▶ PROBLEM DETAILS
Task for the records below: repeat the line containing "What's the underlying" and every line after it, exactly and with nothing else, but leave out the pictures.

▶ RECORDS FOR THIS EXERCISE
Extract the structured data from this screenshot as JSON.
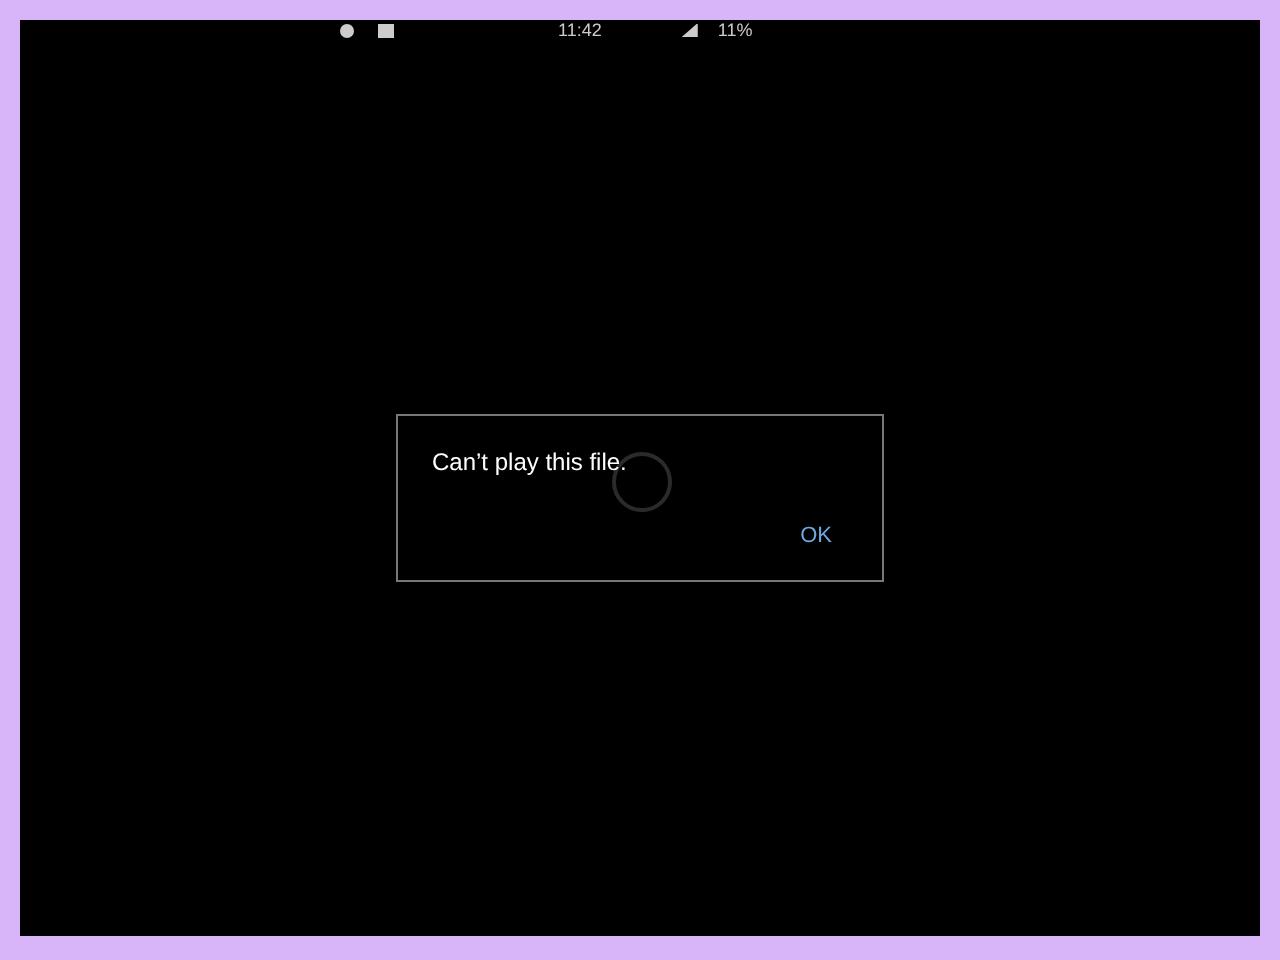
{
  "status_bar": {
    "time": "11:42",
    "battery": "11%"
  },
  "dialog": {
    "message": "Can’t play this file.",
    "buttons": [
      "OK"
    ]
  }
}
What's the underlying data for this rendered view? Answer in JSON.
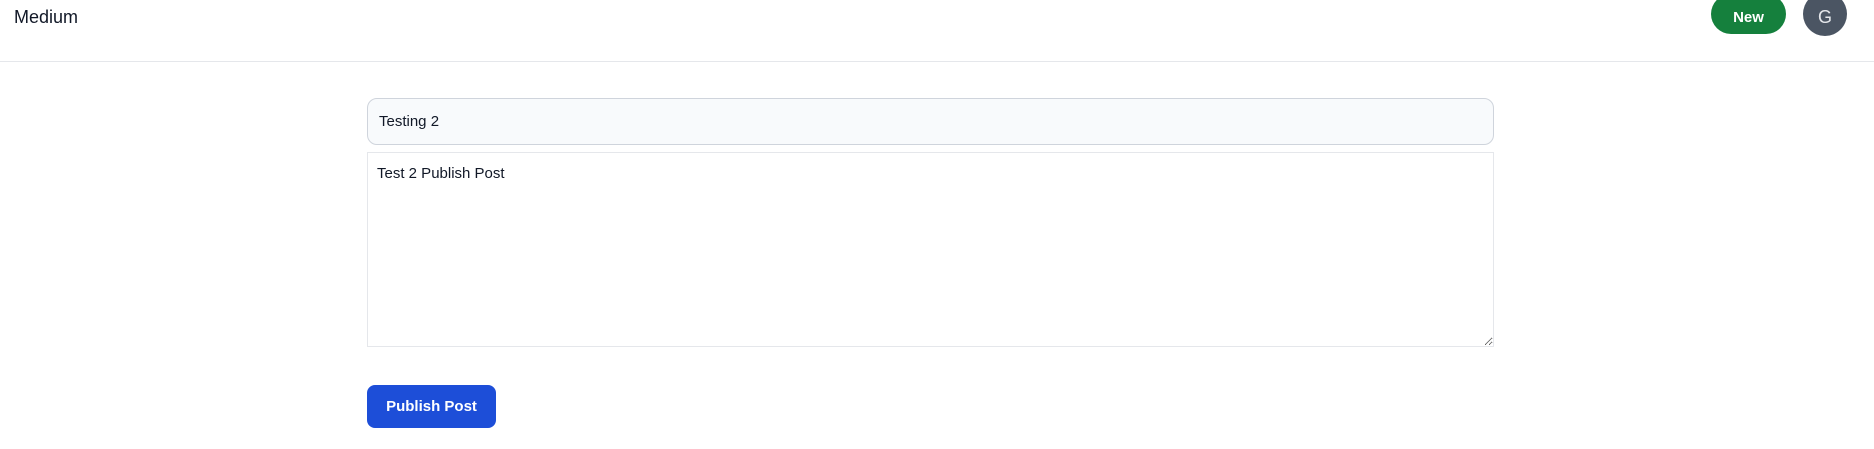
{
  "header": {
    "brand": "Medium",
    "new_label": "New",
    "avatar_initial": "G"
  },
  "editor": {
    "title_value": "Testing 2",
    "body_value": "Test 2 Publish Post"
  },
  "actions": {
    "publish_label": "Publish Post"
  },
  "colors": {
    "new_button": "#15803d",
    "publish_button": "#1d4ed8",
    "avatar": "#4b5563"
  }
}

▶ WRITTEN SOLUTION
What's the underlying data for this rendered view? Answer in JSON.
{
  "header": {
    "brand": "Medium",
    "new_label": "New",
    "avatar_initial": "G"
  },
  "editor": {
    "title_value": "Testing 2",
    "body_value": "Test 2 Publish Post"
  },
  "actions": {
    "publish_label": "Publish Post"
  },
  "colors": {
    "new_button": "#15803d",
    "publish_button": "#1d4ed8",
    "avatar": "#4b5563"
  }
}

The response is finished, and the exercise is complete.